Sven-Goran Eriksson's latest managerial misadventure ended in the sort of typically inglorious fashion that has become all too familiar for a man once seen as one of the world's greatest soccer coaches.
On Thursday, Eriksson was fired as Mexico's national team manager after only 10 months in charge, following a dismal run of results that has threatened El Tri's chances of qualifying for the 2010 World Cup. For the Swede, it was yet another backward step in a career that has become increasingly tortured in recent years. And the way in which Eriksson has morphed from being one of the most respected and sought-after head coaches into a laughingstock is remarkable.
Good coaches don't suddenly become bad overnight, so what can possibly have happened to Eriksson? Perhaps it is the simple matter of time and circumstance catching up to him.
The 61-year-old has often found himself in the right place at the right time during his 30 years in the dugout. His stock began to seriously rise toward the end of the 1990s in Italy as he lifted the fortunes of Serie A underachievers Lazio. Eriksson's side won six trophies in three years, highlighted by the league title in 2000.
Those efforts were distinguished and praiseworthy, yet it is often forgotten that owner Sergio Cragnotti lavished hundreds of millions worth of spending on the squad within a four-year period. Even then, Eriksson quit in 2000 after poor results and fan pressure, enabling him to take the England national team job for which he had already been earmarked.
With England, he managed three quarterfinals in major tournaments, a better record than any England boss since 1966. However, he did have arguably the finest collection of English talent for several generations to work with, and when he ultimately was fired in 2006 the perception was one of underachievement.
After sitting tight for a year, while collecting payoff money from the English FA, Eriksson took over at Manchester City in July 2007. Like with England, he made a fantastic start, leading City to a memorable derby win over local rivals Manchester United on the way to an early second-place spot in the English Premier League standings. Once again, though, things fell apart, and by the time City lost the last game of the 2007-08 season, 8-1 at Middlesbrough, then-owner Thaksin Shinawatra had already decided Eriksson should be ousted.
Looking to rebuild his career, Eriksson decided to try his hand again on the international scene and took over the Mexico job immediately. This time, there were not even any positive early signs to buy him some time. Mexico's gifted but often unruly crop of youngsters failed to respond to his approach and Eriksson never gained the approval of his players or the Mexican nation.

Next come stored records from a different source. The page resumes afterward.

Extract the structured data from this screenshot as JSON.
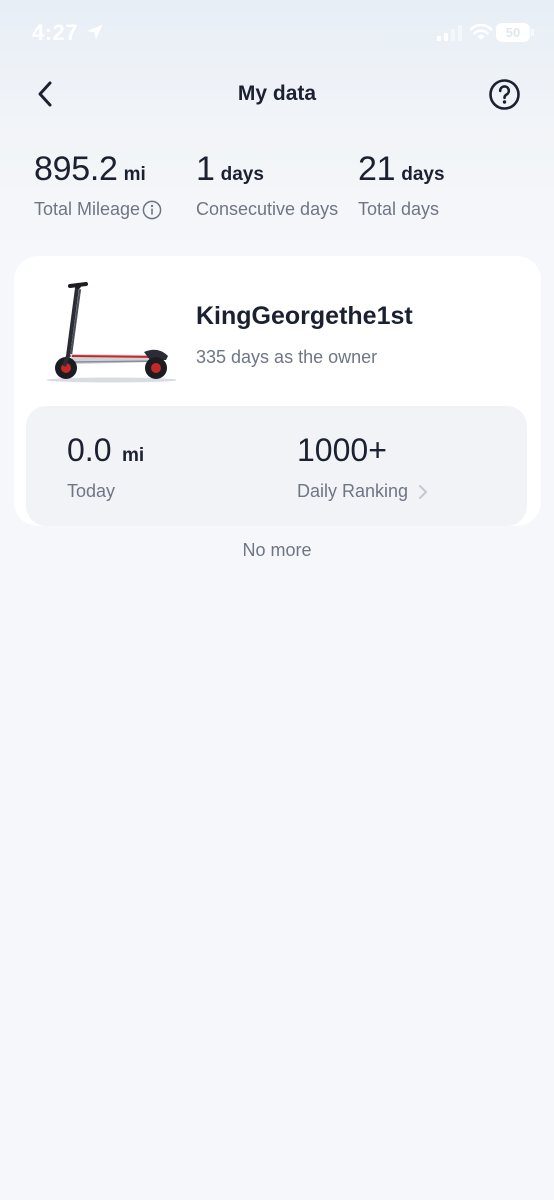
{
  "status_bar": {
    "time": "4:27",
    "battery": "50",
    "icons": [
      "location-arrow-icon",
      "cellular-signal-icon",
      "wifi-icon",
      "battery-icon"
    ]
  },
  "header": {
    "title": "My data",
    "back_icon": "chevron-left-icon",
    "help_icon": "question-circle-icon"
  },
  "stats": {
    "total_mileage": {
      "value": "895.2",
      "unit": "mi",
      "label": "Total Mileage",
      "icon": "info-icon"
    },
    "consecutive_days": {
      "value": "1",
      "unit": "days",
      "label": "Consecutive days"
    },
    "total_days": {
      "value": "21",
      "unit": "days",
      "label": "Total days"
    }
  },
  "vehicle_card": {
    "name": "KingGeorgethe1st",
    "owner_text": "335 days as the owner",
    "image": "electric-scooter",
    "today": {
      "value": "0.0",
      "unit": "mi",
      "label": "Today"
    },
    "ranking": {
      "value": "1000+",
      "label": "Daily Ranking",
      "icon": "chevron-right-icon"
    }
  },
  "footer": {
    "no_more": "No more"
  },
  "colors": {
    "primary_text": "#1b2130",
    "secondary_text": "#6e7685",
    "background": "#f6f7fa",
    "card": "#ffffff",
    "inner_panel": "#f2f3f7"
  }
}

Scraping through the third round of CONCACAF qualifying was never going to appease the critics or the public, and a defeat to the United States in Columbus at the start of the Hexagonal stage put him on the brink. Losing in Honduras last week tipped him over the edge.
"We just couldn't take any chances with World Cup qualification," Mexican federation president Justino Compean said.
Rightly so. CONCACAF is far from being the strongest of regions, but with the United States likely to run clear at the top, there will be fierce competition between Mexico, Costa Rica and Honduras for the two remaining automatic spots for South Africa. No team can afford to be seen as a soft touch, and Mexico was on the way to becoming exactly that.
So is this the end for Eriksson in top level management? Not so fast.
Just hours after his axing, links with Portsmouth in the EPL began to surface. However badly Eriksson does, it seems, there is never any shortage of those who believe in him. Every time he has found himself out of work, there have been offers aplenty from those unable to see that this is a coach who no longer seems to have the magic touch.
This time it will be easy for desperate clubs to dismiss the results of international matches in a distant continent. Club chairmen often see merely what they want to and will disregard the conclusion that Mexico got out before it was too late to admit the truth.
That time has run out on Sven-Goran Eriksson.